I have vivid memories with my youngest, we were still dairy farming so were somewhat isolated. I did have a supportive good friend out where we lived and an awesome doctor, but we moved after 3 months to another farm then again a month or so later to another very damp house.
So we started miss on medication, but it didn’t really help. she was not gaining weight as she should, she was deemed failure to thrive but we struggled to get into the Paediatrician. At 5 months she was admitted to hospital for 5 days due to low gains and my tiredness. The one thing that sticks in my mind about this time was the amazing nurses I dealt with and how supportive they were.
It was then I decided after nearly 6 months to stop breast feeding, I was gutted, I really wanted to carry on, I felt like a failure this time as I knew she was my last bubba. She was put on Neocate and had a PH test for her reflux, we were finally getting somewhere. I swear I carried her in a front back everywhere apart from the shower, that’s how unsettled she was, I barely slept and swear I am still catching up on sleep now (that’s my excuse and I am sticking to it lol)
At 13 months she was only 6.81 kg so she was a tiny wee thing, and then she started having breath holding spells. She had been in and out of hospital due to these, ear infections and bronchiolitis. This was a bad year for her and my miss middle; we were back and forth to the hospital with different issues partly due to being in an awfully damp house.
We were advised that reflux surgery was a good option for her, which was great news but scary at the same time. I was living on not a lot of sleep; I’m still amazed at the cool TV shows that are on in the early hours of the morning! She would sleep on me propped up.
Those 18 months were the worst, with 3 kids tag teaming each other with illnesses. There was little sleep and I did not like asking for help, so I struggled on.
At 18 months we drove up to Christchurch for the long awaited surgery, Ronald McDonald house was fantastic. Watching her go in to surgery was hard, and my partner was the one with her when she woke up thank god because she had a breath holding spell when she came around, I would not have coped well with that.
Apart from that it had gone well, but then the poor poppet got Rotavirus so she had to be isolated, and of course she couldn’t vomit; it was awful. We got put up at a motel as we had to move from Ronald McDonald house, they were fantastic.

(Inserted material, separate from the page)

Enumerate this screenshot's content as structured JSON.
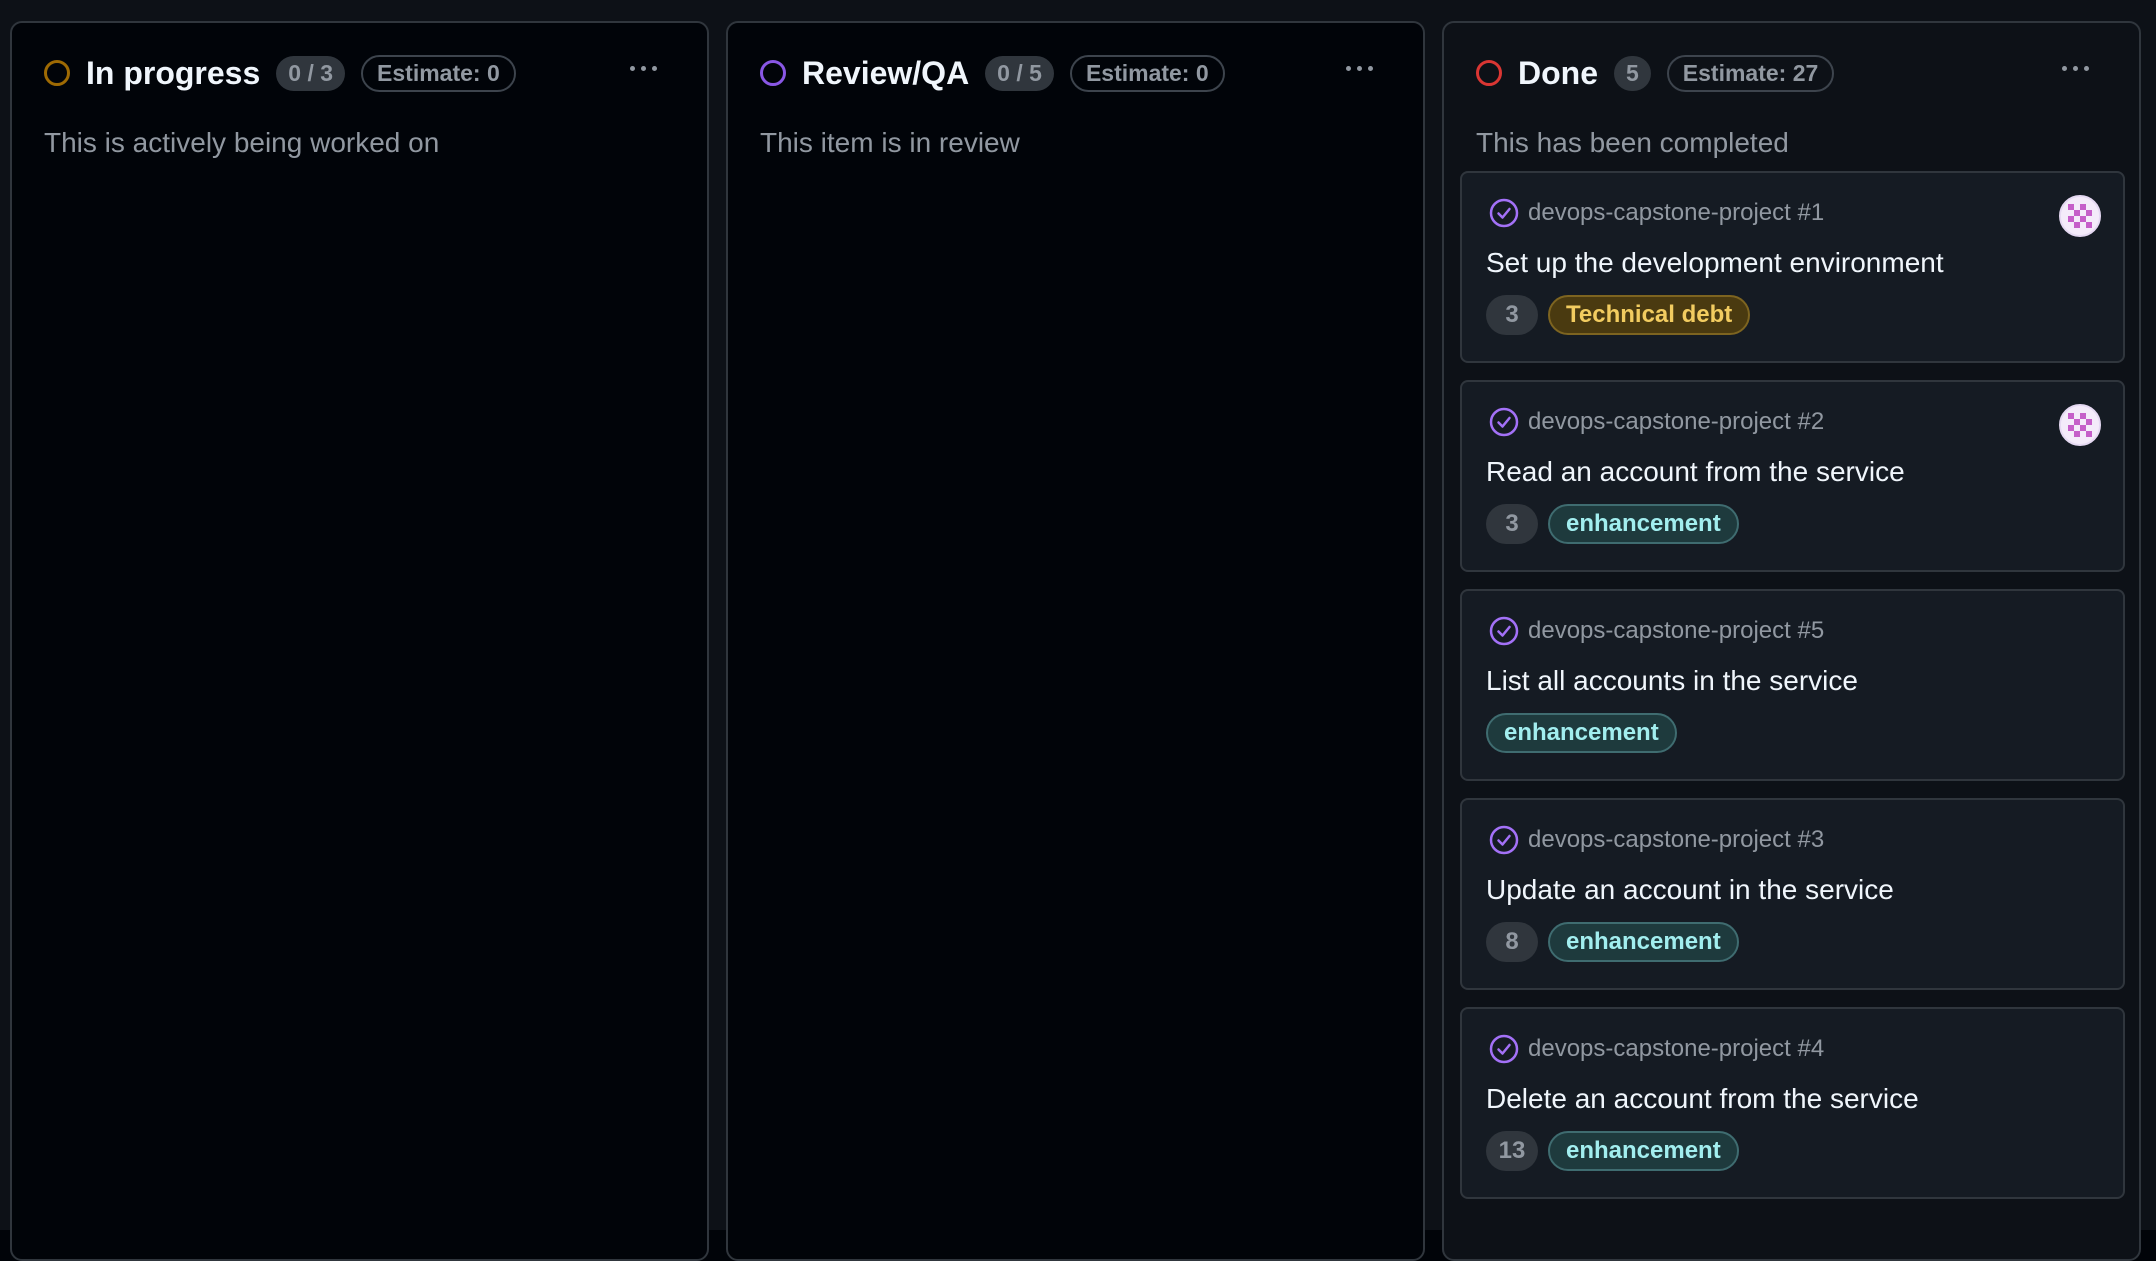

We were there a bit longer than first expected but she came right and in a few days we got to go home.
The following year we moved to Australia and although she was still a tiny wee thing she was getting better, we ended up seeing an endocrinologist in Australia and had a fantastic Paediatrician and doctor, she was still little but they advised us she was fine.
She is now a happy healthy 11-year-old, who has had no more reflux problems, not to say that it won’t return, as 3 out of 5 of our family suffer from GORD.

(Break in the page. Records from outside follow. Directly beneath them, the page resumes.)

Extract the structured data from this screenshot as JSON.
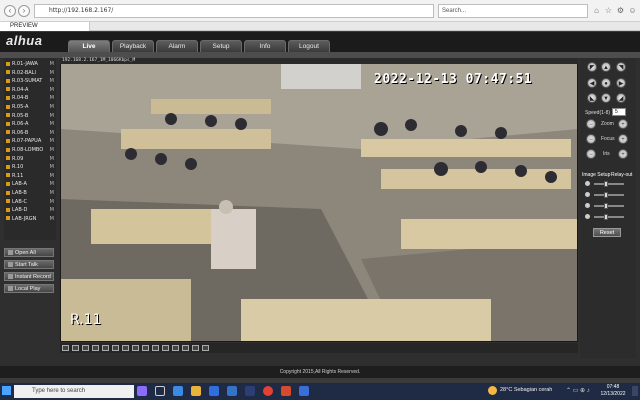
{
  "browser": {
    "url": "http://192.168.2.167/",
    "search_placeholder": "Search...",
    "tab_title": "PREVIEW"
  },
  "app": {
    "logo": "alhua",
    "nav": [
      {
        "label": "Live",
        "active": true
      },
      {
        "label": "Playback"
      },
      {
        "label": "Alarm"
      },
      {
        "label": "Setup"
      },
      {
        "label": "Info"
      },
      {
        "label": "Logout"
      }
    ],
    "channels": [
      "R.01-JAWA",
      "R.02-BALI",
      "R.03-SUMAT",
      "R.04-A",
      "R.04-B",
      "R.05-A",
      "R.05-B",
      "R.06-A",
      "R.06-B",
      "R.07-PAPUA",
      "R.08-LOMBO",
      "R.09",
      "R.10",
      "R.11",
      "LAB-A",
      "LAB-B",
      "LAB-C",
      "LAB-D",
      "LAB-JRGN"
    ],
    "channel_marker": "M",
    "left_buttons": [
      "Open All",
      "Start Talk",
      "Instant Record",
      "Local Play"
    ],
    "video_info": "192.168.2.167_1M_1066Kbps_M",
    "osd_time": "2022-12-13  07:47:51",
    "osd_name": "R.11",
    "ptz": {
      "speed_label": "Speed(1-8)",
      "speed_value": "5",
      "zoom_label": "Zoom",
      "focus_label": "Focus",
      "iris_label": "Iris"
    },
    "image_setup_label": "Image Setup",
    "relay_out_label": "Relay-out",
    "reset_label": "Reset",
    "footer": "Copyright 2015,All Rights Reserved."
  },
  "taskbar": {
    "search_placeholder": "Type here to search",
    "weather": "28°C  Sebagian cerah",
    "time": "07:48",
    "date": "12/13/2022"
  },
  "colors": {
    "accent_channel": "#d79a1c",
    "taskbar": "#1f2a44"
  }
}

A lot of my girl’s issues I feel have been due to MTHFR, which makes so much sense now. Doctors don`t really know too much about this which can be frustrating.
I was so grateful to find the support of GRSNNZ was there when I needed it. It was always good to know that I wasn’t the only one going through it and if I had any questions or doubts they were always there to help as much as they could. My girls are now 11,12 and 17 but the reflux memories will never ever fade as it was the most challenging years of my life, but so worth it.
*Note: MTHFR stands for Methylene-TetraHydroFolate Reductase. It is an enzyme that converts folate you eat into the active form (5-Methyltetrahydrofolate). The MTHFR enzyme affects this at the last step. So if you have a mutation in the gene then it’s going to be affecting how much active folate you have available. Source: https://mthfrsupport.com.au/what-is-mthfr/
© Ruth and Crying Over Spilt Milk Gastric Reflux Support Network New Zealand for Parents of Infants and Children Charitable Trust May 2020.
Last Updated on May 20, 2021 by Crying Over Spilt Milk